**EXERCISE BRIEF:**
Your copy should repeat each record below exactly and contain no images.

Saved data entries
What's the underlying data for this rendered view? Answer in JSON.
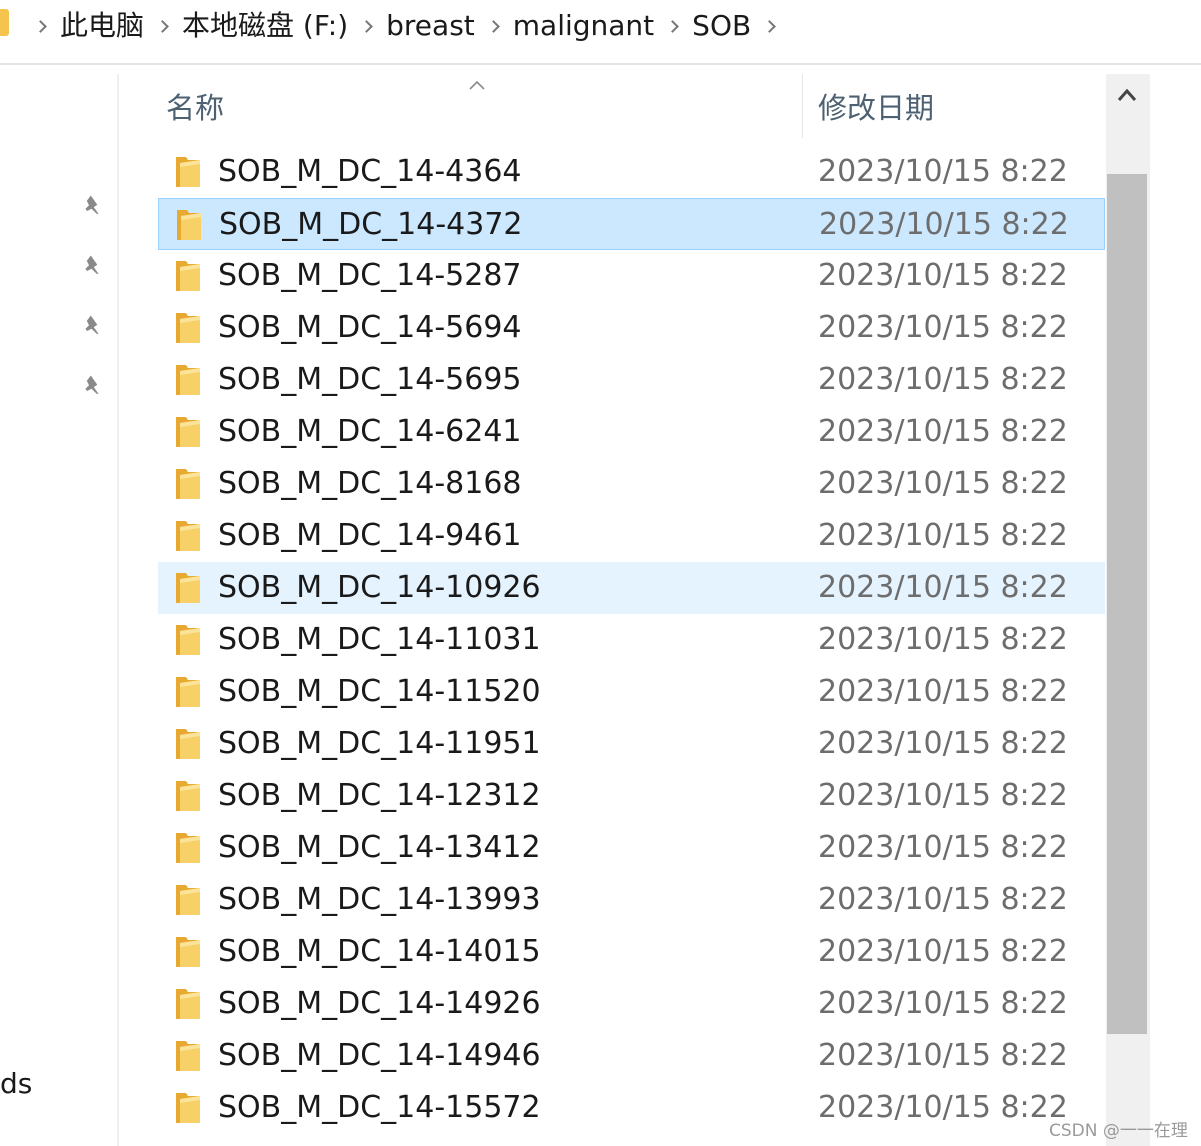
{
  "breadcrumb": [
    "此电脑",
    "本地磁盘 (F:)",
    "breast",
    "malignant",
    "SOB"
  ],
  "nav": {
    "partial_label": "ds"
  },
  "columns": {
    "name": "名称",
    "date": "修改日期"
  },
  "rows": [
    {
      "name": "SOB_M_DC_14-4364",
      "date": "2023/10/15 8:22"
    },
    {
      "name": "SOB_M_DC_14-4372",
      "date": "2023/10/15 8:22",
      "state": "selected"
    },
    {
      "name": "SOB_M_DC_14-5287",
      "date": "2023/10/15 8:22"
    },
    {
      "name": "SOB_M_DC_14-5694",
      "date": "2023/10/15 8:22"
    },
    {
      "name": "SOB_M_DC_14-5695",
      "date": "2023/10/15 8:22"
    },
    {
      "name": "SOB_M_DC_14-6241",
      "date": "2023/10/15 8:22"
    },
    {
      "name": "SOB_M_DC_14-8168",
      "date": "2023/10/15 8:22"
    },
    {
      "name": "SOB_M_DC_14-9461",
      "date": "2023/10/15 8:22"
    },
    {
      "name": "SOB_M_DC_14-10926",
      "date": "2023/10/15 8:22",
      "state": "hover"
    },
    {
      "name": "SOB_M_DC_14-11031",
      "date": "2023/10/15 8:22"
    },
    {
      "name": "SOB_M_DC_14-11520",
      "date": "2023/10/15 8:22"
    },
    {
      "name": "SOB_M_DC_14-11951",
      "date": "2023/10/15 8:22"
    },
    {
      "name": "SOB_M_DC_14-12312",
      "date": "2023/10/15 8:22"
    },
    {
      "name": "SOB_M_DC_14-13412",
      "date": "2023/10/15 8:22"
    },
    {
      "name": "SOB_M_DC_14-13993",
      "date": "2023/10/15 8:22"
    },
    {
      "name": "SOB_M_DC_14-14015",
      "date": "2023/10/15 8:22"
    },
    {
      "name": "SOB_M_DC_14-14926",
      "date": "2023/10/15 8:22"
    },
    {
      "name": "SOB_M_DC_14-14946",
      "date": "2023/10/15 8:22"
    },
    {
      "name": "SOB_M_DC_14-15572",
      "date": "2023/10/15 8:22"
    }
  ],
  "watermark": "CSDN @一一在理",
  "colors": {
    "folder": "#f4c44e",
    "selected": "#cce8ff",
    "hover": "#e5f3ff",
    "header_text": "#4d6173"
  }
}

**FINISHED TASK:**
What's the underlying data for this rendered view? Answer in JSON.
{
  "breadcrumb": [
    "此电脑",
    "本地磁盘 (F:)",
    "breast",
    "malignant",
    "SOB"
  ],
  "nav": {
    "partial_label": "ds"
  },
  "columns": {
    "name": "名称",
    "date": "修改日期"
  },
  "rows": [
    {
      "name": "SOB_M_DC_14-4364",
      "date": "2023/10/15 8:22"
    },
    {
      "name": "SOB_M_DC_14-4372",
      "date": "2023/10/15 8:22",
      "state": "selected"
    },
    {
      "name": "SOB_M_DC_14-5287",
      "date": "2023/10/15 8:22"
    },
    {
      "name": "SOB_M_DC_14-5694",
      "date": "2023/10/15 8:22"
    },
    {
      "name": "SOB_M_DC_14-5695",
      "date": "2023/10/15 8:22"
    },
    {
      "name": "SOB_M_DC_14-6241",
      "date": "2023/10/15 8:22"
    },
    {
      "name": "SOB_M_DC_14-8168",
      "date": "2023/10/15 8:22"
    },
    {
      "name": "SOB_M_DC_14-9461",
      "date": "2023/10/15 8:22"
    },
    {
      "name": "SOB_M_DC_14-10926",
      "date": "2023/10/15 8:22",
      "state": "hover"
    },
    {
      "name": "SOB_M_DC_14-11031",
      "date": "2023/10/15 8:22"
    },
    {
      "name": "SOB_M_DC_14-11520",
      "date": "2023/10/15 8:22"
    },
    {
      "name": "SOB_M_DC_14-11951",
      "date": "2023/10/15 8:22"
    },
    {
      "name": "SOB_M_DC_14-12312",
      "date": "2023/10/15 8:22"
    },
    {
      "name": "SOB_M_DC_14-13412",
      "date": "2023/10/15 8:22"
    },
    {
      "name": "SOB_M_DC_14-13993",
      "date": "2023/10/15 8:22"
    },
    {
      "name": "SOB_M_DC_14-14015",
      "date": "2023/10/15 8:22"
    },
    {
      "name": "SOB_M_DC_14-14926",
      "date": "2023/10/15 8:22"
    },
    {
      "name": "SOB_M_DC_14-14946",
      "date": "2023/10/15 8:22"
    },
    {
      "name": "SOB_M_DC_14-15572",
      "date": "2023/10/15 8:22"
    }
  ],
  "watermark": "CSDN @一一在理",
  "colors": {
    "folder": "#f4c44e",
    "selected": "#cce8ff",
    "hover": "#e5f3ff",
    "header_text": "#4d6173"
  }
}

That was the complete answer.